[[ Dataset excerpts open ]]

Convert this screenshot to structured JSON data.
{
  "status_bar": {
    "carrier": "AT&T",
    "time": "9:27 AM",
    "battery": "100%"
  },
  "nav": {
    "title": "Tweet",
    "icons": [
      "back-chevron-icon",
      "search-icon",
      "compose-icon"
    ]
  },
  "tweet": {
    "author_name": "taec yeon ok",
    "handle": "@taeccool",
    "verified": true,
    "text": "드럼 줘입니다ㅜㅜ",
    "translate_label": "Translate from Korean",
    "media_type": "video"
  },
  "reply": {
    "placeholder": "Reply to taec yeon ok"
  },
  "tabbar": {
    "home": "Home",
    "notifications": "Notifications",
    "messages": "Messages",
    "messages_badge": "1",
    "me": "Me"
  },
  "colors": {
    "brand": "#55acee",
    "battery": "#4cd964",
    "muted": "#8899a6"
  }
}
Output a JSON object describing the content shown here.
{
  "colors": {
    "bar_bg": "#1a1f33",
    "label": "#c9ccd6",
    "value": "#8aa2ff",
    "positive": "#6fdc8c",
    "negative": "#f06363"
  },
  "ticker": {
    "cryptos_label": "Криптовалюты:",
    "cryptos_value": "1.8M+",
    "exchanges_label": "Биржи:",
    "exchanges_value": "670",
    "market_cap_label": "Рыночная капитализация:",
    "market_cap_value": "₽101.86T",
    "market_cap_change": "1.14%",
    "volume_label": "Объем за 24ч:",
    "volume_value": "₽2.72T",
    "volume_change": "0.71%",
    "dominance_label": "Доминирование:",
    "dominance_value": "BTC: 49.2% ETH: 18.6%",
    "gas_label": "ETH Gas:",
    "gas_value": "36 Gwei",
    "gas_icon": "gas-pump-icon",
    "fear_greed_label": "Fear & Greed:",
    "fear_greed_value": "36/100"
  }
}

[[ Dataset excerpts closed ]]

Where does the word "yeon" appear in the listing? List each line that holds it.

    "author_name": "taec yeon ok",
    "placeholder": "Reply to taec yeon ok"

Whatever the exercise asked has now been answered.